== ASSIGNMENT ==
Using the listing, copy each whole line that features "STATISTICS".

------

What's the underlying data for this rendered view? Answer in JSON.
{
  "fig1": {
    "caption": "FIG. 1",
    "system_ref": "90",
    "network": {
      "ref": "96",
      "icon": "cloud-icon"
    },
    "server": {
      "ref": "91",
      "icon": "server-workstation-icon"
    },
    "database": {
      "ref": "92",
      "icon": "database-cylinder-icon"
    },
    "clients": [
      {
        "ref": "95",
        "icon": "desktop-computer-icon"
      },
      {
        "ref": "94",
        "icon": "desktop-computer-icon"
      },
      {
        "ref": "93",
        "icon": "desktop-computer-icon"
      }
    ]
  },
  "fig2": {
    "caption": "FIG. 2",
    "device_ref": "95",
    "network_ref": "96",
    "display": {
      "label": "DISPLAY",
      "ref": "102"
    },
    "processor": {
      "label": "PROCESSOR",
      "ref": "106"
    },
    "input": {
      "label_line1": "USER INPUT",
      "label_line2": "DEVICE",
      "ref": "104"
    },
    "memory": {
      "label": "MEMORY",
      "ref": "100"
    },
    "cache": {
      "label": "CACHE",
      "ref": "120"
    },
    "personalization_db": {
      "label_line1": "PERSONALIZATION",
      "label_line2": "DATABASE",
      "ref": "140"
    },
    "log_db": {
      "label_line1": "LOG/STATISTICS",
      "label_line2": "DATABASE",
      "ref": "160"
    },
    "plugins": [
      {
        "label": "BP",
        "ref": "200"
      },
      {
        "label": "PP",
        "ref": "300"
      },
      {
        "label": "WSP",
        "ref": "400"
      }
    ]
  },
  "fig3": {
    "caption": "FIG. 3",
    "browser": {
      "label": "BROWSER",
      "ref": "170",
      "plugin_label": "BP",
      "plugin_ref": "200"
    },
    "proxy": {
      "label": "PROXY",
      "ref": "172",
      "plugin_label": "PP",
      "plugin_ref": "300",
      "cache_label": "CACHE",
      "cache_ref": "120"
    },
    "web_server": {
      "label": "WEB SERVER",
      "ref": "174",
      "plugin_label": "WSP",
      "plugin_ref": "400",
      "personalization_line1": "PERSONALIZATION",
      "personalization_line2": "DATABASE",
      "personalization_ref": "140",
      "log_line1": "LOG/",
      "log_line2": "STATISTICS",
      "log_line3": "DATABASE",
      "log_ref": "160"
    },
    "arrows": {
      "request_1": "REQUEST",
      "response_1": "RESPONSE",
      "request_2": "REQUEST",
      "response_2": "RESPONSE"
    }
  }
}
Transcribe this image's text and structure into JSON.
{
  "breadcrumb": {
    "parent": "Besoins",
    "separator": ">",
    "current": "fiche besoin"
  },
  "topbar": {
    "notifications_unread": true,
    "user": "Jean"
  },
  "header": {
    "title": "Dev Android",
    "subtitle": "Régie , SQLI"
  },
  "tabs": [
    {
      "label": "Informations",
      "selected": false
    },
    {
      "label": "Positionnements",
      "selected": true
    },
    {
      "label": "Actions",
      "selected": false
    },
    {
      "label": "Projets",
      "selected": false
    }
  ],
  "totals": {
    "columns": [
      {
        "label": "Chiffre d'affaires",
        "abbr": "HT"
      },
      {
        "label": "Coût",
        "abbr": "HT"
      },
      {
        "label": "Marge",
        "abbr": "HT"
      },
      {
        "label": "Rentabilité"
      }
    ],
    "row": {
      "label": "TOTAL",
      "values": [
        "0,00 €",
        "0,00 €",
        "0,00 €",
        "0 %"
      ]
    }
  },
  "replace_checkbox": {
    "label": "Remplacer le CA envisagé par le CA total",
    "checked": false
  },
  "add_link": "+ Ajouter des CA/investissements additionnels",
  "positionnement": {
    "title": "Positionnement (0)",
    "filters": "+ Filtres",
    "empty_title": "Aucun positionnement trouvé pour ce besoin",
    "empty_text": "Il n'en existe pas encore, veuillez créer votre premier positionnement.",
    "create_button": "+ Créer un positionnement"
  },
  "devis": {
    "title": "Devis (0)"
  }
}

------

== ANSWER SPACE ==
      "label_line1": "LOG/STATISTICS",
      "log_line2": "STATISTICS",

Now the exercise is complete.